_Problem to work on_.
In the entries below, how many lines hold the string "time"? Give only the number.

(Exercise data Opens)

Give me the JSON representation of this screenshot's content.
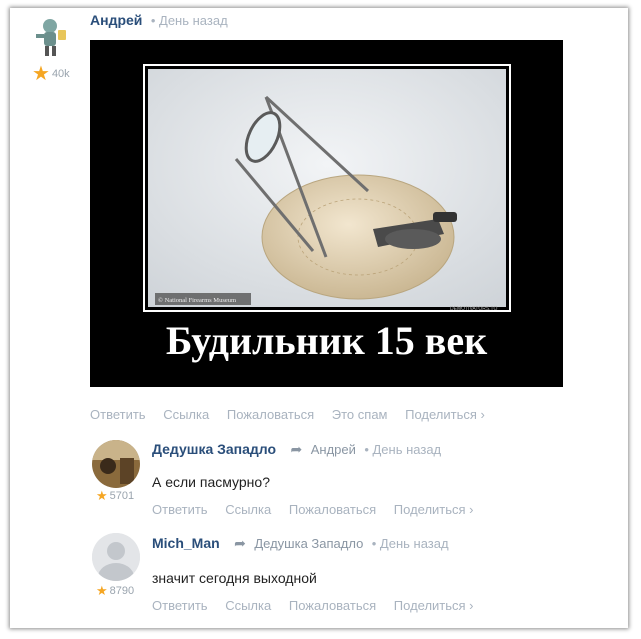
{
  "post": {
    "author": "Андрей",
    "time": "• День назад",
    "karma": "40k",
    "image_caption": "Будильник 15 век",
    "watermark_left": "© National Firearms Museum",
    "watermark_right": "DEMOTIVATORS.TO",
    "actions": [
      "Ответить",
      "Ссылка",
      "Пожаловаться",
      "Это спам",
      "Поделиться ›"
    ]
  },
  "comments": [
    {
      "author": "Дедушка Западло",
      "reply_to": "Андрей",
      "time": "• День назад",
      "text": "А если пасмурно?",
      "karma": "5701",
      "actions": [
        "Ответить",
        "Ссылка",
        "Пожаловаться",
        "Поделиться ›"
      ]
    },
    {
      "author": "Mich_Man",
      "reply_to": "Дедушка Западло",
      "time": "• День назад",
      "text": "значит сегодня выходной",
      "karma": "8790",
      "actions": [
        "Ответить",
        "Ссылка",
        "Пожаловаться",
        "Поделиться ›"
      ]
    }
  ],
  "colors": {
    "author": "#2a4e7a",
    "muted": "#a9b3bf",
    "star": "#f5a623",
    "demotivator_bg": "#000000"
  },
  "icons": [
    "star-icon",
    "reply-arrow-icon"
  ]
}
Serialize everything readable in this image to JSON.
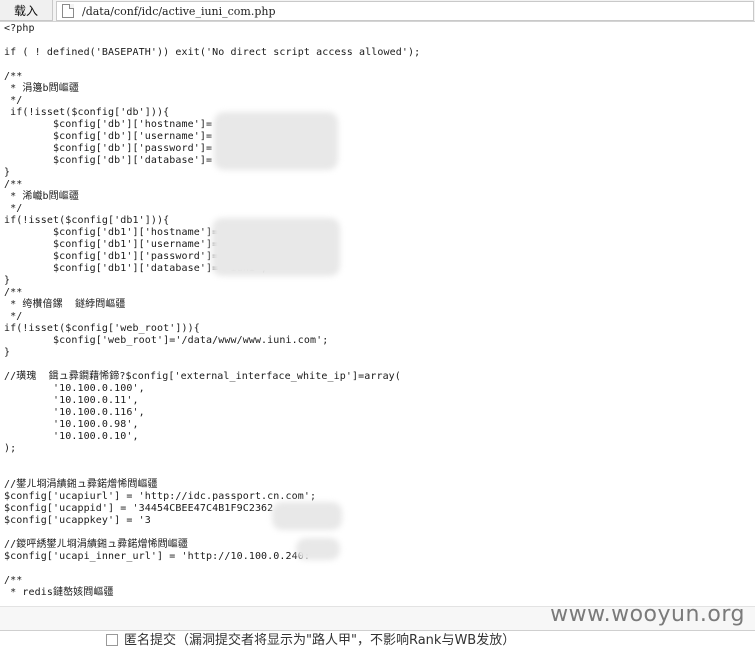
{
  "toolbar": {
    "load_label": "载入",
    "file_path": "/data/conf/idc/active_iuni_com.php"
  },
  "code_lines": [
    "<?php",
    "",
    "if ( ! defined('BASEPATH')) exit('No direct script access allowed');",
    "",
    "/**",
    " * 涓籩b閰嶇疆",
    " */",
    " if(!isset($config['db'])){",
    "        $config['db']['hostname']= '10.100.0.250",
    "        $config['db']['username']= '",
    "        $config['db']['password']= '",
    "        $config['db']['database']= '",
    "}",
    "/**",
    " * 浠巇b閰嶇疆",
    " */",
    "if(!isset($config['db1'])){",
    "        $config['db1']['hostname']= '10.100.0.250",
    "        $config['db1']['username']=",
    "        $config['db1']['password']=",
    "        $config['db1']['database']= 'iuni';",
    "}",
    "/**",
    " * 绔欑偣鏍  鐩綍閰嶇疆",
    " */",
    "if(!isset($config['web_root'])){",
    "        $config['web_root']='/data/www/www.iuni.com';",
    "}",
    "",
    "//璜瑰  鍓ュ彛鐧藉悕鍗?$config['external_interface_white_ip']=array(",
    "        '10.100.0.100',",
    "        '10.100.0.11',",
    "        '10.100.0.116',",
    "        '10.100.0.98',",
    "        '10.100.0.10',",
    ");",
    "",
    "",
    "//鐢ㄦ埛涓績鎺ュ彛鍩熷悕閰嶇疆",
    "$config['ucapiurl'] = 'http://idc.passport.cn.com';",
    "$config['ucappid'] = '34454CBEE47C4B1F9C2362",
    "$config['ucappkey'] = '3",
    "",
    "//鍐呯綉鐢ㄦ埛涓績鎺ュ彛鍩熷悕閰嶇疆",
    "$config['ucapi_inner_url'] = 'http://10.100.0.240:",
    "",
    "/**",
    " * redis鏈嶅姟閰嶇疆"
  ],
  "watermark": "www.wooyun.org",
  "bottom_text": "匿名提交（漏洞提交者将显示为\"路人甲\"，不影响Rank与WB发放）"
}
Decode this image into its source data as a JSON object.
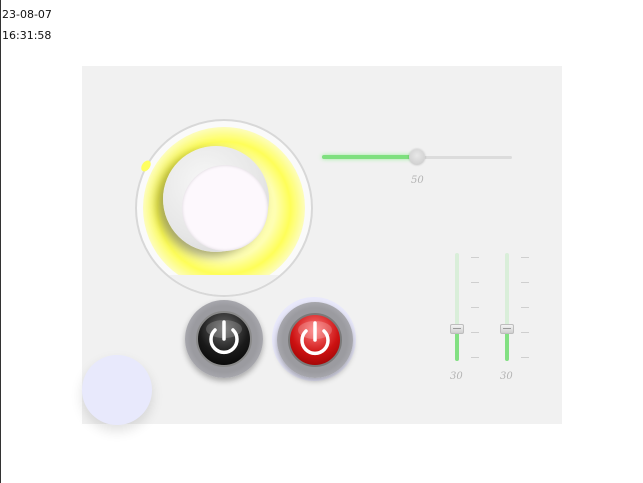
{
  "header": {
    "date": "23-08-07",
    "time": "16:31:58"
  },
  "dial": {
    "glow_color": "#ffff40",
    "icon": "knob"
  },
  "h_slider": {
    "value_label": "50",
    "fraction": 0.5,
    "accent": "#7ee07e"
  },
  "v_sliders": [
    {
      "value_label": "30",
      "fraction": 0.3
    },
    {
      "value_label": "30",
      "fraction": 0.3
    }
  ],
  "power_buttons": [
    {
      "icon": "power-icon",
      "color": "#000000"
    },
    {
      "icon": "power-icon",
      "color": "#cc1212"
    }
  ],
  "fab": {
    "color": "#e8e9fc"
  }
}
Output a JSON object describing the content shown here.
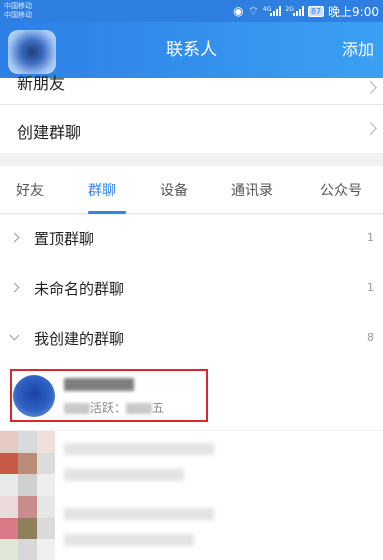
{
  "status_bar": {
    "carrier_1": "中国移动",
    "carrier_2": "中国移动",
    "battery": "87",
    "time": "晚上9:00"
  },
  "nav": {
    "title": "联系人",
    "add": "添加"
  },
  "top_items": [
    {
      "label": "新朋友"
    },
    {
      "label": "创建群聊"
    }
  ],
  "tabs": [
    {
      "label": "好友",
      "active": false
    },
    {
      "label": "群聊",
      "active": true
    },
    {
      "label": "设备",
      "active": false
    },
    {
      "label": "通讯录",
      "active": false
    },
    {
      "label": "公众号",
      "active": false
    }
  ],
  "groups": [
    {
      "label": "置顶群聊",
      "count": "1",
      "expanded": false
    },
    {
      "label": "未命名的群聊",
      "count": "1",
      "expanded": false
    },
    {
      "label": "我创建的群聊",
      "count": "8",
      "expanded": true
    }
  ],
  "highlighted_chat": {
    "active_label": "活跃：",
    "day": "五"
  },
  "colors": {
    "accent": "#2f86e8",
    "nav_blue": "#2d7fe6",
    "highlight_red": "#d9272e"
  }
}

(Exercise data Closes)

_Solution below_.
5